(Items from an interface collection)
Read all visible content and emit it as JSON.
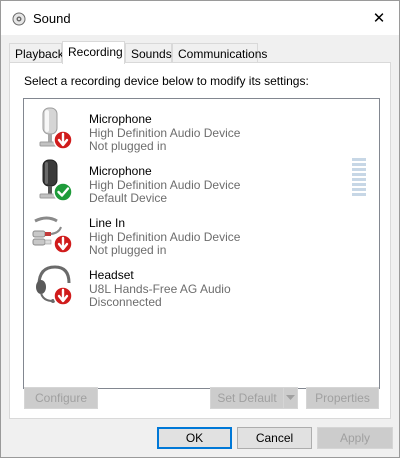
{
  "window": {
    "title": "Sound",
    "close_glyph": "✕"
  },
  "tabs": [
    {
      "label": "Playback",
      "active": false
    },
    {
      "label": "Recording",
      "active": true
    },
    {
      "label": "Sounds",
      "active": false
    },
    {
      "label": "Communications",
      "active": false
    }
  ],
  "panel": {
    "instructions": "Select a recording device below to modify its settings:"
  },
  "devices": [
    {
      "name": "Microphone",
      "description": "High Definition Audio Device",
      "status": "Not plugged in",
      "icon": "microphone-icon",
      "badge": "red-down-arrow-badge"
    },
    {
      "name": "Microphone",
      "description": "High Definition Audio Device",
      "status": "Default Device",
      "icon": "microphone-icon",
      "badge": "green-check-badge",
      "level_fraction": 0
    },
    {
      "name": "Line In",
      "description": "High Definition Audio Device",
      "status": "Not plugged in",
      "icon": "line-in-cable-icon",
      "badge": "red-down-arrow-badge"
    },
    {
      "name": "Headset",
      "description": "U8L Hands-Free AG Audio",
      "status": "Disconnected",
      "icon": "headset-icon",
      "badge": "red-down-arrow-badge"
    }
  ],
  "buttons": {
    "configure": "Configure",
    "set_default": "Set Default",
    "properties": "Properties",
    "ok": "OK",
    "cancel": "Cancel",
    "apply": "Apply"
  },
  "colors": {
    "accent": "#0078d7",
    "error_badge": "#d01c1c",
    "ok_badge": "#1e9b3a",
    "secondary_text": "#6d6d6d"
  }
}
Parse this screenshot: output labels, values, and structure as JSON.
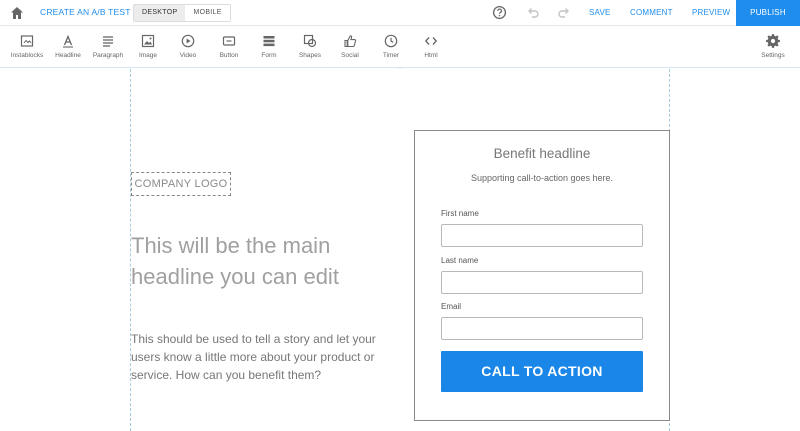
{
  "topbar": {
    "ab_test_label": "CREATE AN A/B TEST",
    "device_desktop": "DESKTOP",
    "device_mobile": "MOBILE",
    "save_label": "SAVE",
    "comment_label": "COMMENT",
    "preview_label": "PREVIEW",
    "publish_label": "PUBLISH",
    "accent_color": "#1f8ded"
  },
  "toolbar": {
    "tools": [
      {
        "label": "Instablocks",
        "icon": "instablocks-icon"
      },
      {
        "label": "Headline",
        "icon": "headline-icon"
      },
      {
        "label": "Paragraph",
        "icon": "paragraph-icon"
      },
      {
        "label": "Image",
        "icon": "image-icon"
      },
      {
        "label": "Video",
        "icon": "video-icon"
      },
      {
        "label": "Button",
        "icon": "button-icon"
      },
      {
        "label": "Form",
        "icon": "form-icon"
      },
      {
        "label": "Shapes",
        "icon": "shapes-icon"
      },
      {
        "label": "Social",
        "icon": "social-icon"
      },
      {
        "label": "Timer",
        "icon": "timer-icon"
      },
      {
        "label": "Html",
        "icon": "html-icon"
      }
    ],
    "settings_label": "Settings"
  },
  "page": {
    "logo_placeholder": "COMPANY LOGO",
    "headline": "This will be the main headline you can edit",
    "paragraph": "This should be used to tell a story and let your users know a little more about your product or service. How can you benefit them?"
  },
  "form": {
    "title": "Benefit headline",
    "subtitle": "Supporting call-to-action goes here.",
    "fields": [
      {
        "label": "First name",
        "value": ""
      },
      {
        "label": "Last name",
        "value": ""
      },
      {
        "label": "Email",
        "value": ""
      }
    ],
    "cta_label": "CALL TO ACTION",
    "cta_color": "#1a86e8"
  }
}
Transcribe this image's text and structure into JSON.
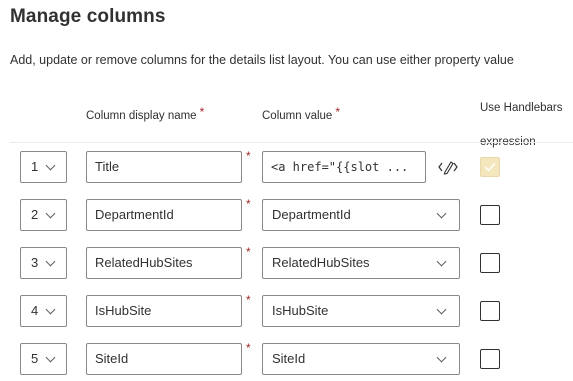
{
  "title": "Manage columns",
  "description": "Add, update or remove columns for the details list layout. You can use either property value",
  "headers": {
    "display_name": "Column display name",
    "column_value": "Column value",
    "handlebars": "Use Handlebars expression",
    "required_mark": "*"
  },
  "rows": [
    {
      "order": "1",
      "display_name": "Title",
      "value": "<a href=\"{{slot ...",
      "value_kind": "text",
      "use_handlebars": true
    },
    {
      "order": "2",
      "display_name": "DepartmentId",
      "value": "DepartmentId",
      "value_kind": "dropdown",
      "use_handlebars": false
    },
    {
      "order": "3",
      "display_name": "RelatedHubSites",
      "value": "RelatedHubSites",
      "value_kind": "dropdown",
      "use_handlebars": false
    },
    {
      "order": "4",
      "display_name": "IsHubSite",
      "value": "IsHubSite",
      "value_kind": "dropdown",
      "use_handlebars": false
    },
    {
      "order": "5",
      "display_name": "SiteId",
      "value": "SiteId",
      "value_kind": "dropdown",
      "use_handlebars": false
    }
  ],
  "colors": {
    "required": "#a4262c",
    "checked_fill": "#f4e7be"
  }
}
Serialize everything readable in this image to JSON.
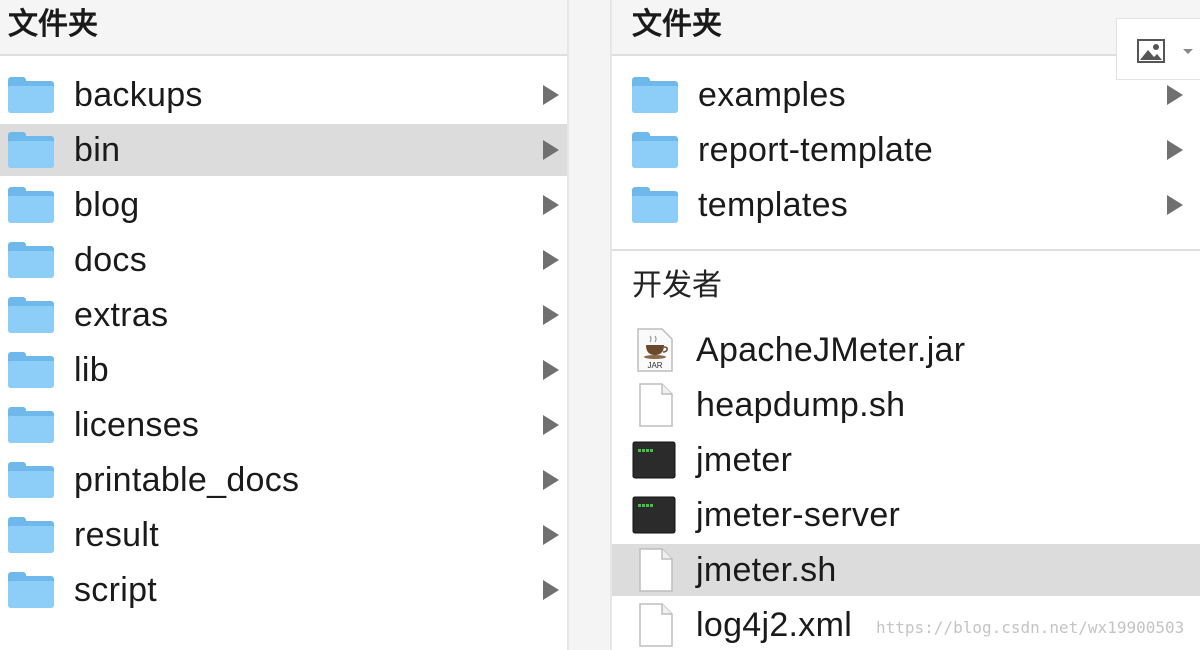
{
  "left_column": {
    "header": "文件夹",
    "items": [
      {
        "label": "backups",
        "type": "folder",
        "selected": false
      },
      {
        "label": "bin",
        "type": "folder",
        "selected": true
      },
      {
        "label": "blog",
        "type": "folder",
        "selected": false
      },
      {
        "label": "docs",
        "type": "folder",
        "selected": false
      },
      {
        "label": "extras",
        "type": "folder",
        "selected": false
      },
      {
        "label": "lib",
        "type": "folder",
        "selected": false
      },
      {
        "label": "licenses",
        "type": "folder",
        "selected": false
      },
      {
        "label": "printable_docs",
        "type": "folder",
        "selected": false
      },
      {
        "label": "result",
        "type": "folder",
        "selected": false
      },
      {
        "label": "script",
        "type": "folder",
        "selected": false
      }
    ]
  },
  "right_column": {
    "header": "文件夹",
    "folders": [
      {
        "label": "examples",
        "type": "folder",
        "selected": false
      },
      {
        "label": "report-template",
        "type": "folder",
        "selected": false
      },
      {
        "label": "templates",
        "type": "folder",
        "selected": false
      }
    ],
    "section_label": "开发者",
    "files": [
      {
        "label": "ApacheJMeter.jar",
        "icon": "jar-file-icon",
        "selected": false
      },
      {
        "label": "heapdump.sh",
        "icon": "document-icon",
        "selected": false
      },
      {
        "label": "jmeter",
        "icon": "terminal-exec-icon",
        "selected": false
      },
      {
        "label": "jmeter-server",
        "icon": "terminal-exec-icon",
        "selected": false
      },
      {
        "label": "jmeter.sh",
        "icon": "document-icon",
        "selected": true
      },
      {
        "label": "log4j2.xml",
        "icon": "document-icon",
        "selected": false
      }
    ]
  },
  "toolbar": {
    "image_button_icon": "image-icon"
  },
  "jar_badge": "JAR",
  "watermark": "https://blog.csdn.net/wx19900503",
  "colors": {
    "folder": "#8dcef9",
    "selection": "#dcdcdc",
    "header_bg": "#f5f5f5"
  }
}
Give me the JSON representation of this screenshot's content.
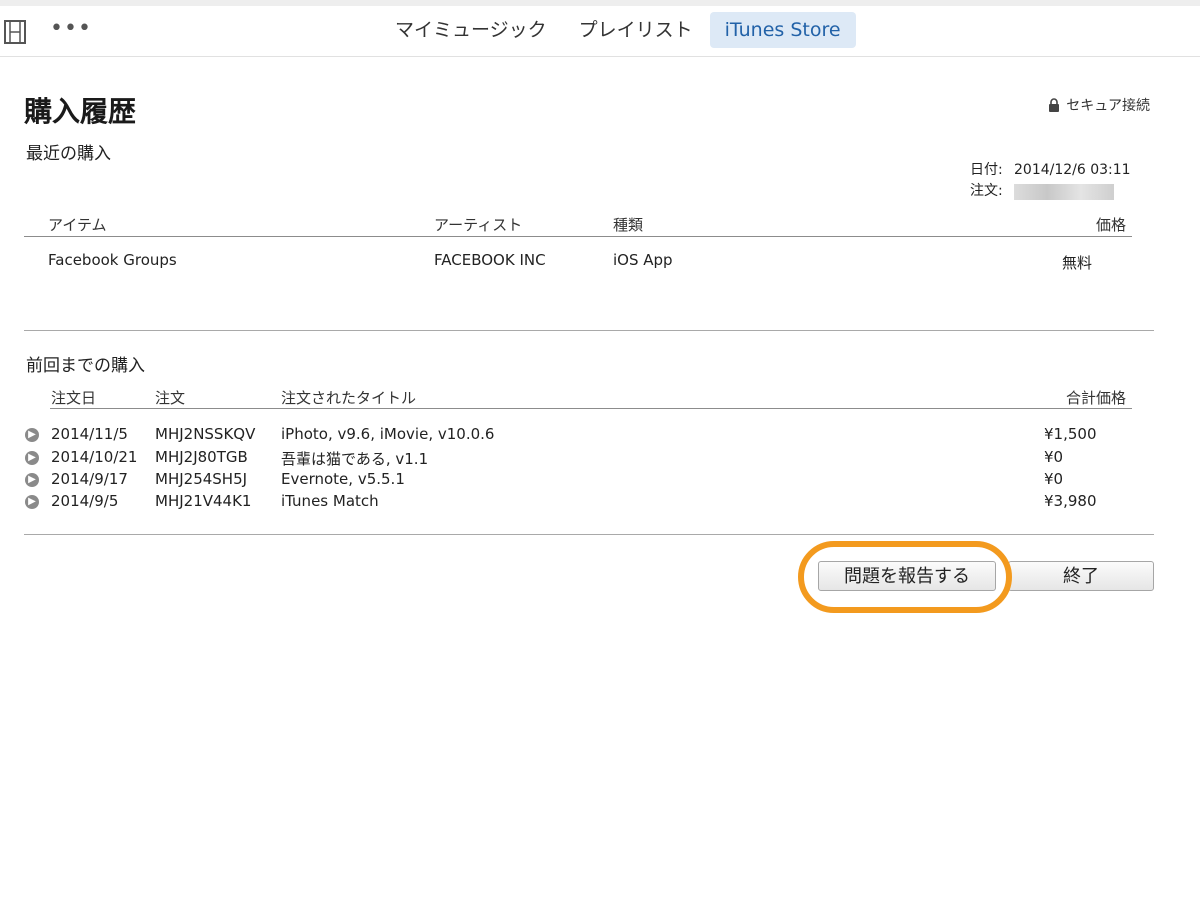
{
  "toolbar": {
    "more_label": "•••",
    "tabs": [
      {
        "label": "マイミュージック"
      },
      {
        "label": "プレイリスト"
      },
      {
        "label": "iTunes Store"
      }
    ]
  },
  "page": {
    "title": "購入履歴",
    "secure_label": "セキュア接続"
  },
  "recent": {
    "title": "最近の購入",
    "date_label": "日付:",
    "date_value": "2014/12/6 03:11",
    "order_label": "注文:",
    "headers": {
      "item": "アイテム",
      "artist": "アーティスト",
      "kind": "種類",
      "price": "価格"
    },
    "rows": [
      {
        "item": "Facebook Groups",
        "artist": "FACEBOOK INC",
        "kind": "iOS App",
        "price": "無料"
      }
    ]
  },
  "previous": {
    "title": "前回までの購入",
    "headers": {
      "date": "注文日",
      "order": "注文",
      "titles": "注文されたタイトル",
      "total": "合計価格"
    },
    "rows": [
      {
        "date": "2014/11/5",
        "order": "MHJ2NSSKQV",
        "titles": "iPhoto, v9.6, iMovie, v10.0.6",
        "total": "¥1,500"
      },
      {
        "date": "2014/10/21",
        "order": "MHJ2J80TGB",
        "titles": "吾輩は猫である, v1.1",
        "total": "¥0"
      },
      {
        "date": "2014/9/17",
        "order": "MHJ254SH5J",
        "titles": "Evernote, v5.5.1",
        "total": "¥0"
      },
      {
        "date": "2014/9/5",
        "order": "MHJ21V44K1",
        "titles": "iTunes Match",
        "total": "¥3,980"
      }
    ]
  },
  "buttons": {
    "report": "問題を報告する",
    "done": "終了"
  },
  "colors": {
    "highlight_ring": "#f39a1e",
    "active_tab_bg": "#dde9f6",
    "active_tab_text": "#2262a8"
  },
  "icons": {
    "sidebar_toggle": "film-icon",
    "more": "more-icon",
    "secure": "lock-icon",
    "row_detail": "arrow-right-circle-icon"
  }
}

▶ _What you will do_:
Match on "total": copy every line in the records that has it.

▶ _Solution_:
      "total": "合計価格"
        "total": "¥1,500"
        "total": "¥0"
        "total": "¥0"
        "total": "¥3,980"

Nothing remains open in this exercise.